- **Task objective**: Leave out the pictures and repeat every record exactly.

[Dataset entries]
· · · · ·
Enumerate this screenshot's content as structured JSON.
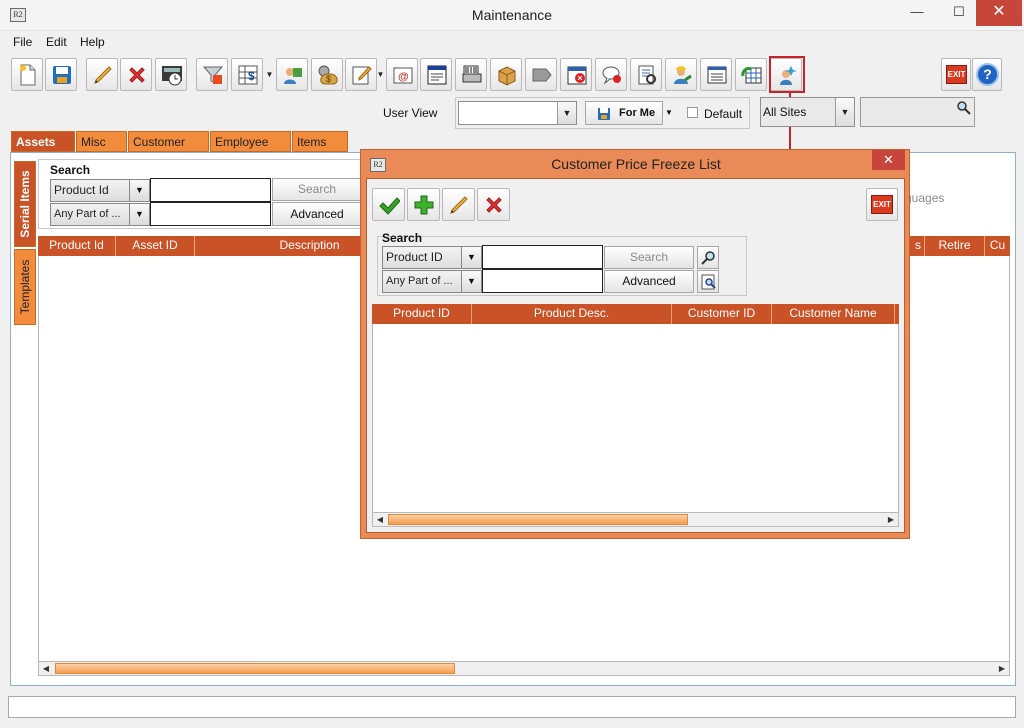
{
  "window": {
    "title": "Maintenance",
    "app_icon": "R2",
    "minimize": "—",
    "maximize": "☐",
    "close": "✕"
  },
  "menu": {
    "file": "File",
    "edit": "Edit",
    "help": "Help"
  },
  "toolbar": {
    "exit_label": "EXIT",
    "help_label": "?"
  },
  "user_view": {
    "label": "User View",
    "value": "",
    "for_me_label": "For Me",
    "default_label": "Default",
    "default_checked": false,
    "sites_value": "All Sites",
    "search_value": ""
  },
  "tabs": [
    {
      "label": "Assets",
      "active": true
    },
    {
      "label": "Misc"
    },
    {
      "label": "Customer"
    },
    {
      "label": "Employee"
    },
    {
      "label": "Items"
    }
  ],
  "side_tabs": [
    {
      "label": "Serial Items",
      "active": true
    },
    {
      "label": "Templates"
    }
  ],
  "main_search": {
    "title": "Search",
    "field_select": "Product Id",
    "match_select": "Any Part of ...",
    "search_value": "",
    "match_value": "",
    "search_button": "Search",
    "advanced_button": "Advanced",
    "partial_hint": "guages"
  },
  "main_grid": {
    "columns": [
      "Product Id",
      "Asset ID",
      "Description",
      "s",
      "Retire",
      "Cu"
    ]
  },
  "dialog": {
    "title": "Customer Price Freeze List",
    "icon": "R2",
    "close": "✕",
    "exit_label": "EXIT",
    "search": {
      "title": "Search",
      "field_select": "Product ID",
      "match_select": "Any Part of ...",
      "search_value": "",
      "match_value": "",
      "search_button": "Search",
      "advanced_button": "Advanced"
    },
    "columns": [
      "Product ID",
      "Product Desc.",
      "Customer ID",
      "Customer Name"
    ]
  },
  "colors": {
    "accent": "#c95227",
    "tab": "#f28c3c",
    "dialog_frame": "#ea8a57",
    "highlight": "#c8232c"
  }
}
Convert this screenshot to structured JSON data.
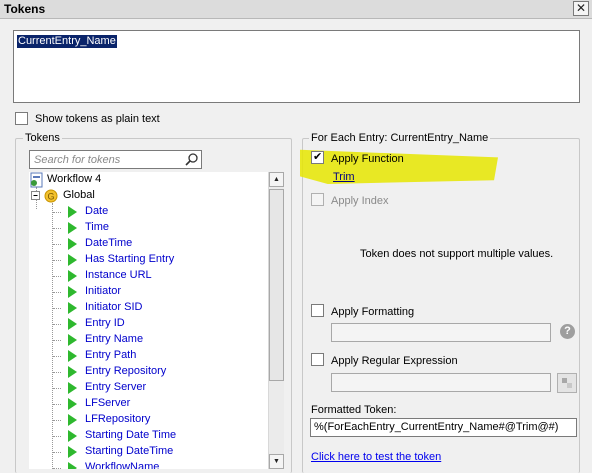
{
  "window": {
    "title": "Tokens",
    "close_glyph": "✕"
  },
  "editor": {
    "content": "CurrentEntry_Name"
  },
  "show_plain": {
    "label": "Show tokens as plain text",
    "checked": false
  },
  "tokens_panel": {
    "legend": "Tokens",
    "search_placeholder": "Search for tokens",
    "root": "Workflow 4",
    "group": "Global",
    "items": [
      "Date",
      "Time",
      "DateTime",
      "Has Starting Entry",
      "Instance URL",
      "Initiator",
      "Initiator SID",
      "Entry ID",
      "Entry Name",
      "Entry Path",
      "Entry Repository",
      "Entry Server",
      "LFServer",
      "LFRepository",
      "Starting Date Time",
      "Starting DateTime",
      "WorkflowName"
    ]
  },
  "entry_panel": {
    "legend": "For Each Entry: CurrentEntry_Name",
    "apply_function": {
      "label": "Apply Function",
      "checked": true,
      "function_link": "Trim"
    },
    "apply_index": {
      "label": "Apply Index",
      "enabled": false
    },
    "index_message": "Token does not support multiple values.",
    "apply_formatting": {
      "label": "Apply Formatting",
      "checked": false,
      "value": ""
    },
    "apply_regex": {
      "label": "Apply Regular Expression",
      "checked": false,
      "value": ""
    },
    "formatted_label": "Formatted Token:",
    "formatted_value": "%(ForEachEntry_CurrentEntry_Name#@Trim@#)",
    "test_link": "Click here to test the token"
  },
  "colors": {
    "highlight": "#e6e600",
    "token_text": "#0000cc",
    "token_icon": "#2eb82e"
  }
}
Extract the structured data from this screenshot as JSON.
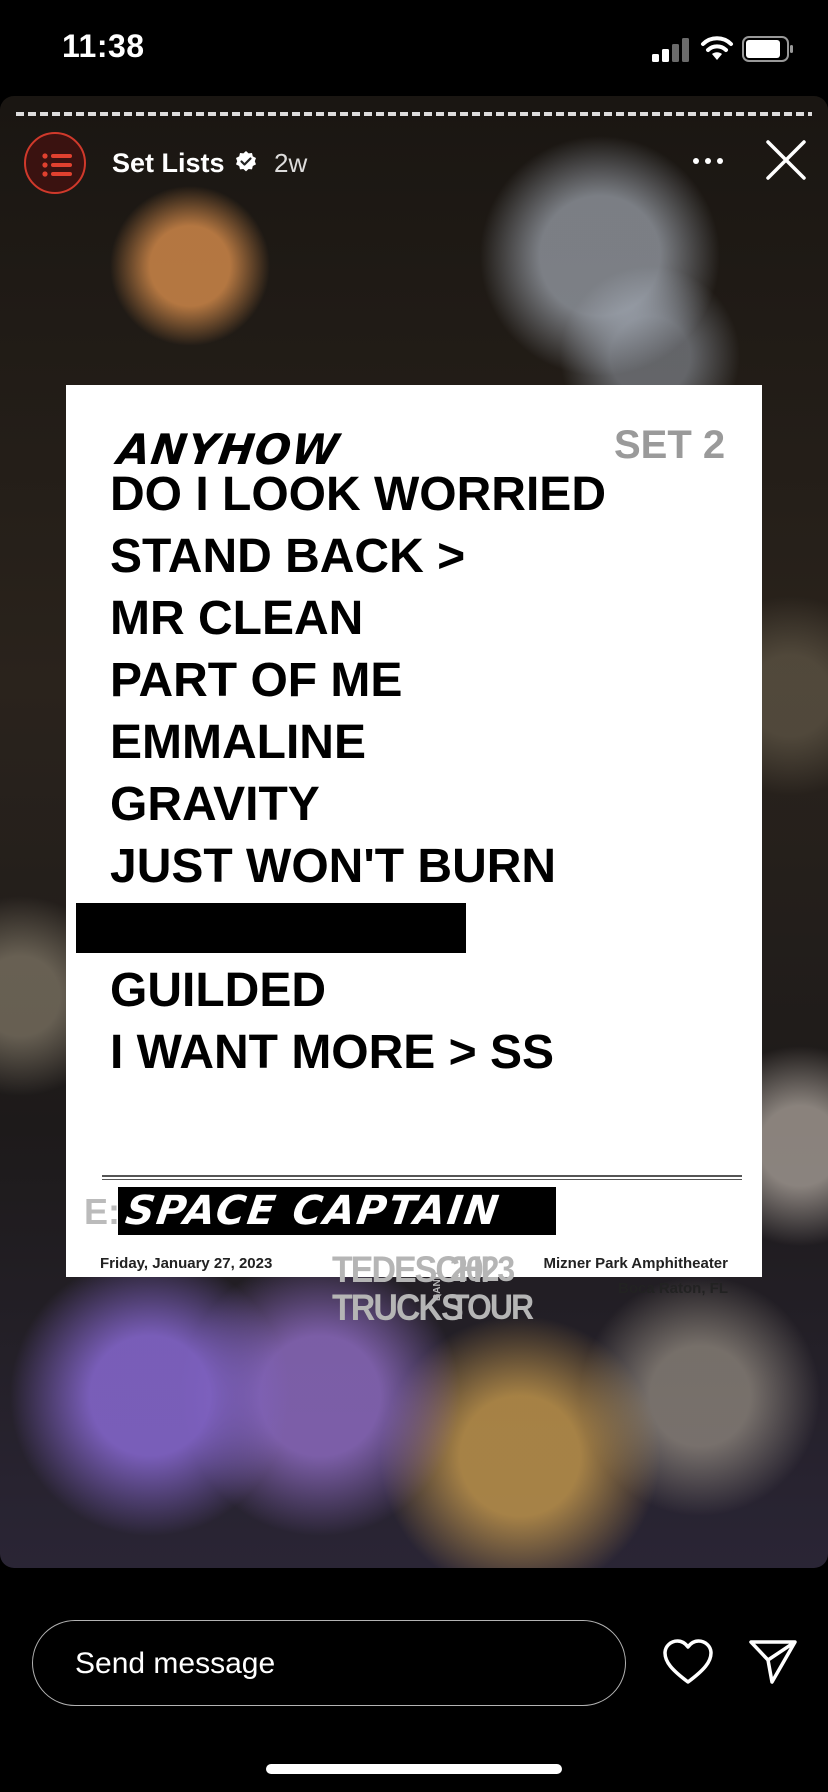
{
  "status_bar": {
    "time": "11:38",
    "icons": [
      "signal-icon",
      "wifi-icon",
      "battery-icon"
    ]
  },
  "story": {
    "account": "Set Lists",
    "verified": true,
    "posted_ago": "2w",
    "icons": [
      "menu-list-icon",
      "verified-badge-icon",
      "more-icon",
      "close-icon"
    ]
  },
  "setlist": {
    "opener": "ANYHOW",
    "set_label": "SET 2",
    "songs": [
      "DO I LOOK WORRIED",
      "STAND BACK >",
      "MR CLEAN",
      "PART OF ME",
      "EMMALINE",
      "GRAVITY",
      "JUST WON'T BURN",
      "",
      "GUILDED",
      "I WANT MORE > SS"
    ],
    "encore_prefix": "E:",
    "encore": "SPACE CAPTAIN",
    "date": "Friday, January 27, 2023",
    "venue": "Mizner Park Amphitheater",
    "city": "Boca Raton, FL",
    "logo": {
      "line1": "TEDESCHI",
      "line2": "TRUCKS",
      "band": "BAND",
      "year": "2023",
      "tour": "TOUR"
    }
  },
  "reply": {
    "placeholder": "Send message",
    "icons": [
      "heart-icon",
      "send-icon"
    ]
  },
  "colors": {
    "avatar_accent": "#d0392b",
    "background": "#000000"
  }
}
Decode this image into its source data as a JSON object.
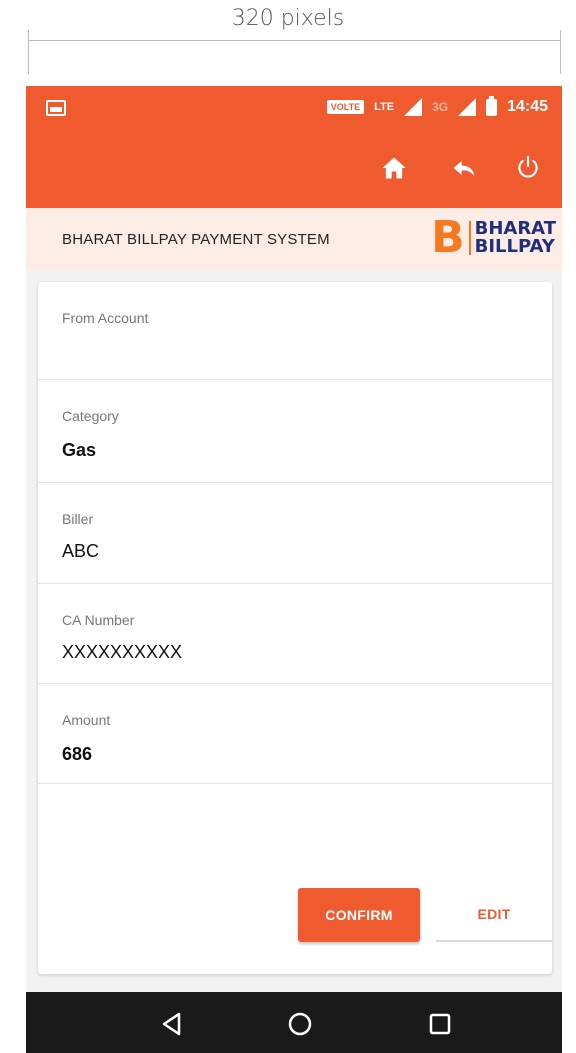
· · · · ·
- **Exercise result**:
Enumerate this screenshot's content as structured JSON.
{
  "window": {
    "title": "Maintenance",
    "app_icon": "R2",
    "minimize": "—",
    "maximize": "☐",
    "close": "✕"
  },
  "menu": {
    "file": "File",
    "edit": "Edit",
    "help": "Help"
  },
  "toolbar": {
    "exit_label": "EXIT",
    "help_label": "?"
  },
  "user_view": {
    "label": "User View",
    "value": "",
    "for_me_label": "For Me",
    "default_label": "Default",
    "default_checked": false,
    "sites_value": "All Sites",
    "search_value": ""
  },
  "tabs": [
    {
      "label": "Assets",
      "active": true
    },
    {
      "label": "Misc"
    },
    {
      "label": "Customer"
    },
    {
      "label": "Employee"
    },
    {
      "label": "Items"
    }
  ],
  "side_tabs": [
    {
      "label": "Serial Items",
      "active": true
    },
    {
      "label": "Templates"
    }
  ],
  "main_search": {
    "title": "Search",
    "field_select": "Product Id",
    "match_select": "Any Part of ...",
    "search_value": "",
    "match_value": "",
    "search_button": "Search",
    "advanced_button": "Advanced",
    "partial_hint": "guages"
  },
  "main_grid": {
    "columns": [
      "Product Id",
      "Asset ID",
      "Description",
      "s",
      "Retire",
      "Cu"
    ]
  },
  "dialog": {
    "title": "Customer Price Freeze List",
    "icon": "R2",
    "close": "✕",
    "exit_label": "EXIT",
    "search": {
      "title": "Search",
      "field_select": "Product ID",
      "match_select": "Any Part of ...",
      "search_value": "",
      "match_value": "",
      "search_button": "Search",
      "advanced_button": "Advanced"
    },
    "columns": [
      "Product ID",
      "Product Desc.",
      "Customer ID",
      "Customer Name"
    ]
  },
  "colors": {
    "accent": "#c95227",
    "tab": "#f28c3c",
    "dialog_frame": "#ea8a57",
    "highlight": "#c8232c"
  }
}
Convert this screenshot to structured JSON data.
{
  "window": {
    "title": "Tokens",
    "close_glyph": "✕"
  },
  "editor": {
    "content": "CurrentEntry_Name"
  },
  "show_plain": {
    "label": "Show tokens as plain text",
    "checked": false
  },
  "tokens_panel": {
    "legend": "Tokens",
    "search_placeholder": "Search for tokens",
    "root": "Workflow 4",
    "group": "Global",
    "items": [
      "Date",
      "Time",
      "DateTime",
      "Has Starting Entry",
      "Instance URL",
      "Initiator",
      "Initiator SID",
      "Entry ID",
      "Entry Name",
      "Entry Path",
      "Entry Repository",
      "Entry Server",
      "LFServer",
      "LFRepository",
      "Starting Date Time",
      "Starting DateTime",
      "WorkflowName"
    ]
  },
  "entry_panel": {
    "legend": "For Each Entry: CurrentEntry_Name",
    "apply_function": {
      "label": "Apply Function",
      "checked": true,
      "function_link": "Trim"
    },
    "apply_index": {
      "label": "Apply Index",
      "enabled": false
    },
    "index_message": "Token does not support multiple values.",
    "apply_formatting": {
      "label": "Apply Formatting",
      "checked": false,
      "value": ""
    },
    "apply_regex": {
      "label": "Apply Regular Expression",
      "checked": false,
      "value": ""
    },
    "formatted_label": "Formatted Token:",
    "formatted_value": "%(ForEachEntry_CurrentEntry_Name#@Trim@#)",
    "test_link": "Click here to test the token"
  },
  "colors": {
    "highlight": "#e6e600",
    "token_text": "#0000cc",
    "token_icon": "#2eb82e"
  }
}
Extract the structured data from this screenshot as JSON.
{
  "status_bar": {
    "time": "11:38",
    "icons": [
      "signal-icon",
      "wifi-icon",
      "battery-icon"
    ]
  },
  "story": {
    "account": "Set Lists",
    "verified": true,
    "posted_ago": "2w",
    "icons": [
      "menu-list-icon",
      "verified-badge-icon",
      "more-icon",
      "close-icon"
    ]
  },
  "setlist": {
    "opener": "ANYHOW",
    "set_label": "SET 2",
    "songs": [
      "DO I LOOK WORRIED",
      "STAND BACK >",
      "MR CLEAN",
      "PART OF ME",
      "EMMALINE",
      "GRAVITY",
      "JUST WON'T BURN",
      "",
      "GUILDED",
      "I WANT MORE > SS"
    ],
    "encore_prefix": "E:",
    "encore": "SPACE CAPTAIN",
    "date": "Friday, January 27, 2023",
    "venue": "Mizner Park Amphitheater",
    "city": "Boca Raton, FL",
    "logo": {
      "line1": "TEDESCHI",
      "line2": "TRUCKS",
      "band": "BAND",
      "year": "2023",
      "tour": "TOUR"
    }
  },
  "reply": {
    "placeholder": "Send message",
    "icons": [
      "heart-icon",
      "send-icon"
    ]
  },
  "colors": {
    "avatar_accent": "#d0392b",
    "background": "#000000"
  }
}
Decode this image into its source data as a JSON object.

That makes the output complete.